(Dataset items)
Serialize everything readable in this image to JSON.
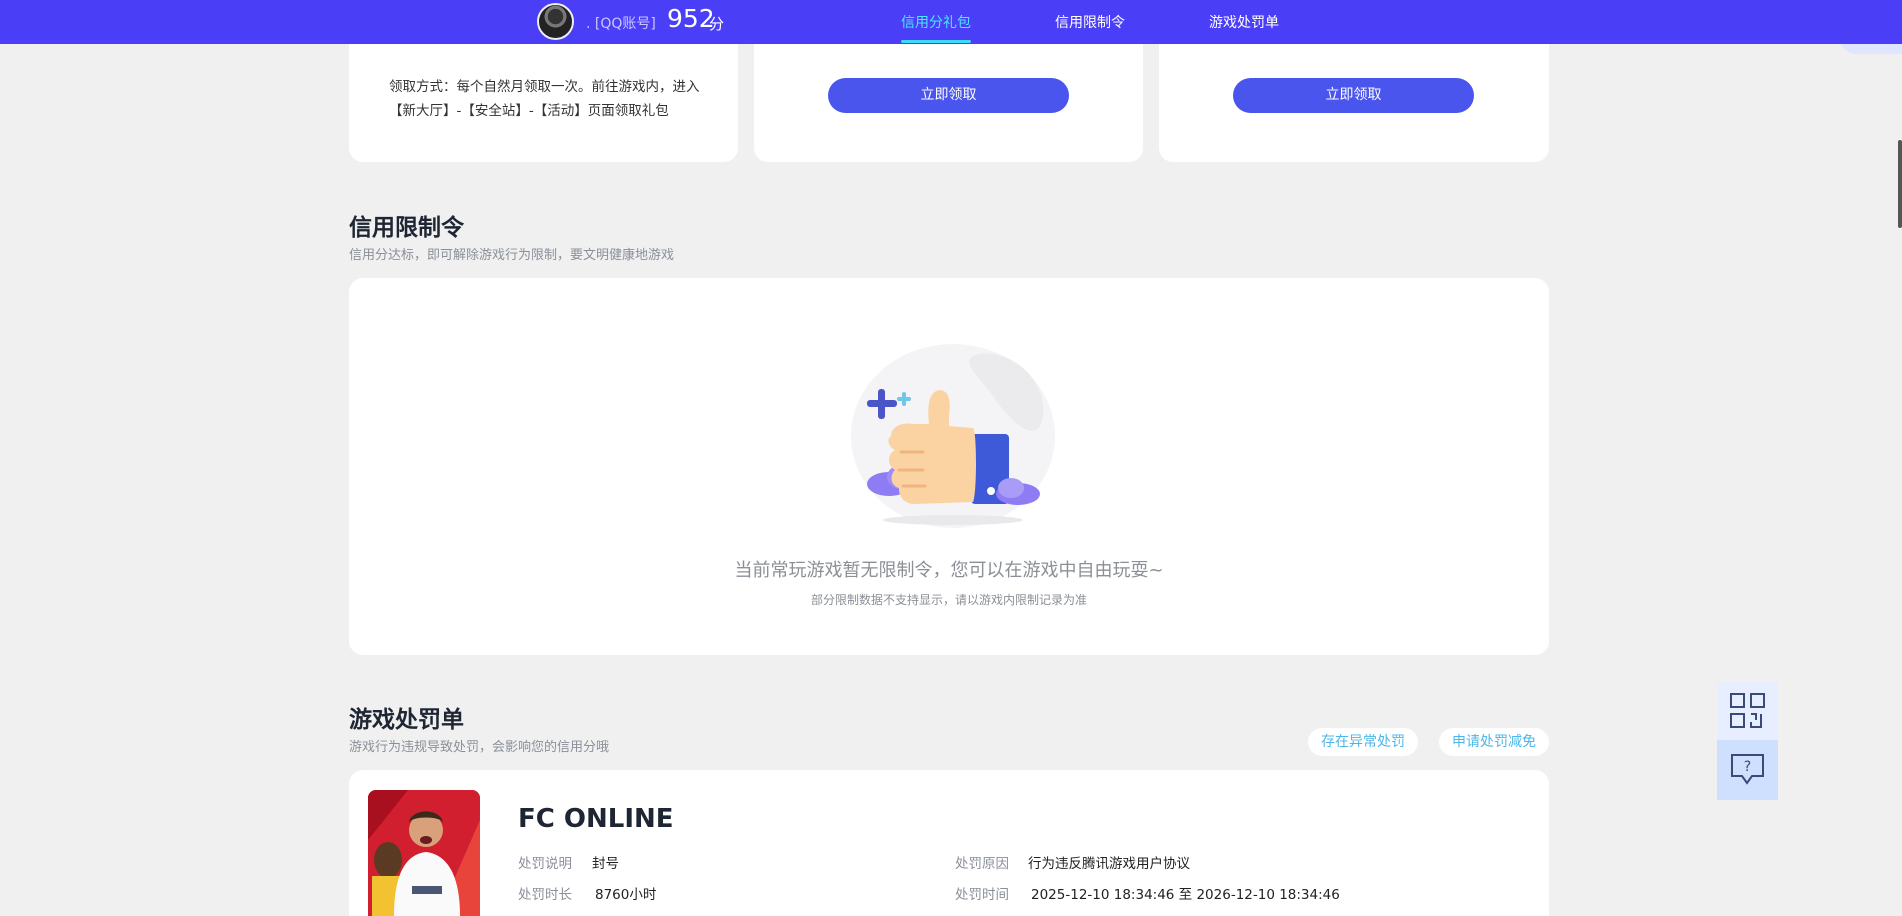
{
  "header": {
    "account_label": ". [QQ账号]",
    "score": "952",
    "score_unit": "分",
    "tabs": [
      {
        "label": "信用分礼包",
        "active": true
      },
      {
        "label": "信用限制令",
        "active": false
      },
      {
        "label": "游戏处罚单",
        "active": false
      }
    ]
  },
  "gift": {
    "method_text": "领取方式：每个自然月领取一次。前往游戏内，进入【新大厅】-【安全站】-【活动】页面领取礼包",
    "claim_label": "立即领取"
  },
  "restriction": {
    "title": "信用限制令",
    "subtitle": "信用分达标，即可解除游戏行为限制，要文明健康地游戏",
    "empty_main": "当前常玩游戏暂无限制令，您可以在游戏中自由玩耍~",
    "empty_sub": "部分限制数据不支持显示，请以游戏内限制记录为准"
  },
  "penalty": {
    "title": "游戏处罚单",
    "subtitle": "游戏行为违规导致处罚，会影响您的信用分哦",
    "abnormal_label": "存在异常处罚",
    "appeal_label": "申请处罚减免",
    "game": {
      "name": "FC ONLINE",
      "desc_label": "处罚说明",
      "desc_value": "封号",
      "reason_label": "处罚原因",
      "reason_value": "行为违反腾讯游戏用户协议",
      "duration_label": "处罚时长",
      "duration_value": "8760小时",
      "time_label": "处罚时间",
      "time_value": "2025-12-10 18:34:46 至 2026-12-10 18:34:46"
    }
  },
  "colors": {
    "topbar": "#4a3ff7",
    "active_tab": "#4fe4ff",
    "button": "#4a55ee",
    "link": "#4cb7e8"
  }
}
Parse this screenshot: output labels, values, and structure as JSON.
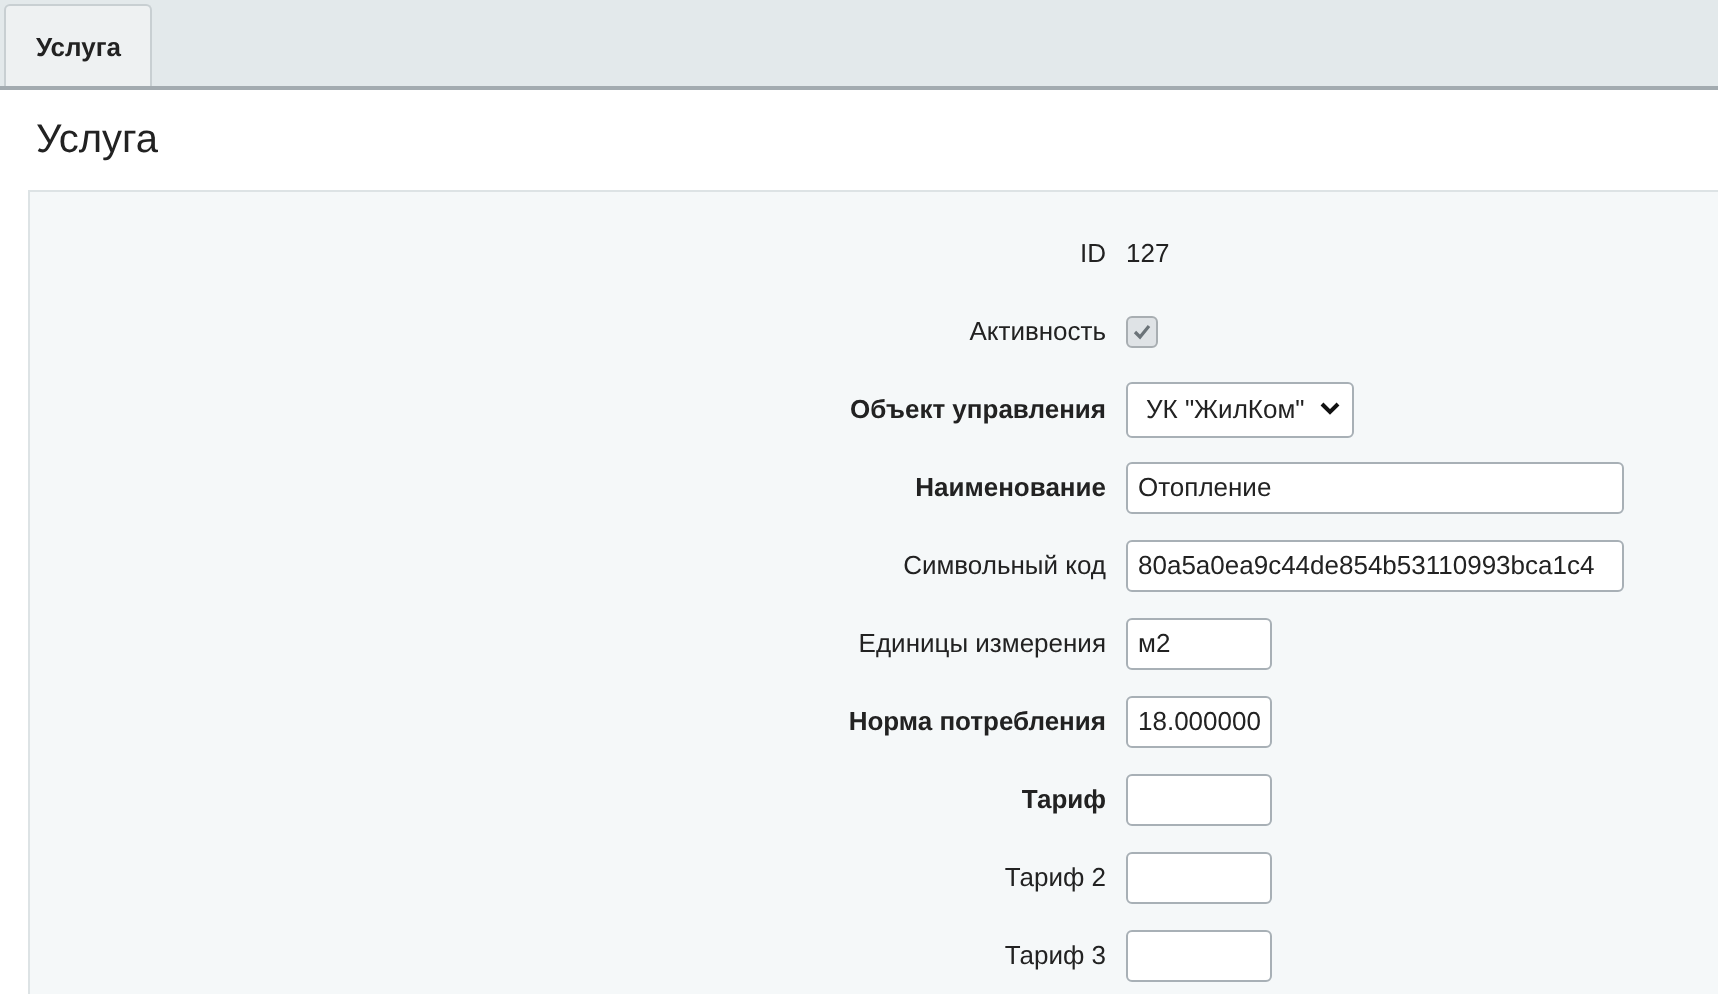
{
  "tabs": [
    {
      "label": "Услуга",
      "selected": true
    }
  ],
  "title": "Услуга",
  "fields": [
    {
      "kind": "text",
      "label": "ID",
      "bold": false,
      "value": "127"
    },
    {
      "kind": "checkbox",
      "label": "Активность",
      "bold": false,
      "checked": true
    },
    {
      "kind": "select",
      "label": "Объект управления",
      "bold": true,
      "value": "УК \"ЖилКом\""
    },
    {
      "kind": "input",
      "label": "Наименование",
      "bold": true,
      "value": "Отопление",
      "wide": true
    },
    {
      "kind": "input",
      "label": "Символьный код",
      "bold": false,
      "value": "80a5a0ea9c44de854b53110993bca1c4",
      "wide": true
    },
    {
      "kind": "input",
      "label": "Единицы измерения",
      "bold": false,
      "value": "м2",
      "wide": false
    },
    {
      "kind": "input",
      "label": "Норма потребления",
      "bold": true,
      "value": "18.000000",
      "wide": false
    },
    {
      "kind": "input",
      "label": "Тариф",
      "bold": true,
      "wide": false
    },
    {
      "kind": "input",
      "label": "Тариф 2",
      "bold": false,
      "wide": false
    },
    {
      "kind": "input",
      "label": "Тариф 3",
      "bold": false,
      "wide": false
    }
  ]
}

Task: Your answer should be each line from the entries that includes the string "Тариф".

Response to the exercise:
      "label": "Тариф",
      "label": "Тариф 2",
      "label": "Тариф 3",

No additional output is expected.